#### [WORK ORDER]
You are asked to repeat the listing word for word and to leave out its pictures.

#### [DATA EXTRACT]
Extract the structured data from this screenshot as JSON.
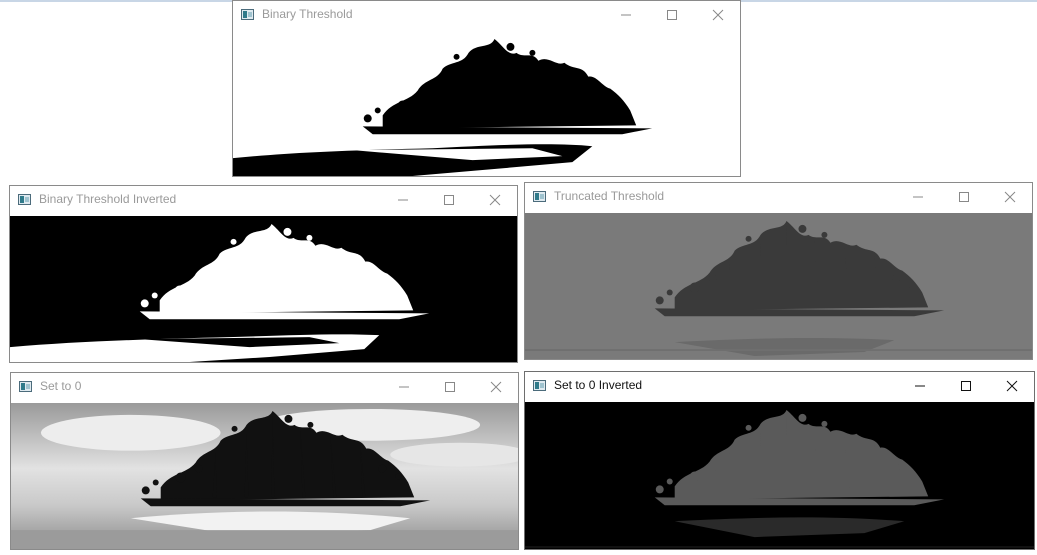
{
  "windows": {
    "binary": {
      "title": "Binary Threshold",
      "icon": "opencv-window-icon",
      "active": false
    },
    "binary_inv": {
      "title": "Binary Threshold Inverted",
      "icon": "opencv-window-icon",
      "active": false
    },
    "trunc": {
      "title": "Truncated Threshold",
      "icon": "opencv-window-icon",
      "active": false
    },
    "tozero": {
      "title": "Set to 0",
      "icon": "opencv-window-icon",
      "active": false
    },
    "tozero_inv": {
      "title": "Set to 0 Inverted",
      "icon": "opencv-window-icon",
      "active": true
    }
  },
  "controls": {
    "minimize": "minimize-icon",
    "maximize": "maximize-icon",
    "close": "close-icon"
  }
}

#### [ANSWER SPACE]
Extract the structured data from this screenshot as JSON.
{
  "windows": {
    "binary": {
      "title": "Binary Threshold",
      "icon": "opencv-window-icon",
      "active": false
    },
    "binary_inv": {
      "title": "Binary Threshold Inverted",
      "icon": "opencv-window-icon",
      "active": false
    },
    "trunc": {
      "title": "Truncated Threshold",
      "icon": "opencv-window-icon",
      "active": false
    },
    "tozero": {
      "title": "Set to 0",
      "icon": "opencv-window-icon",
      "active": false
    },
    "tozero_inv": {
      "title": "Set to 0 Inverted",
      "icon": "opencv-window-icon",
      "active": true
    }
  },
  "controls": {
    "minimize": "minimize-icon",
    "maximize": "maximize-icon",
    "close": "close-icon"
  }
}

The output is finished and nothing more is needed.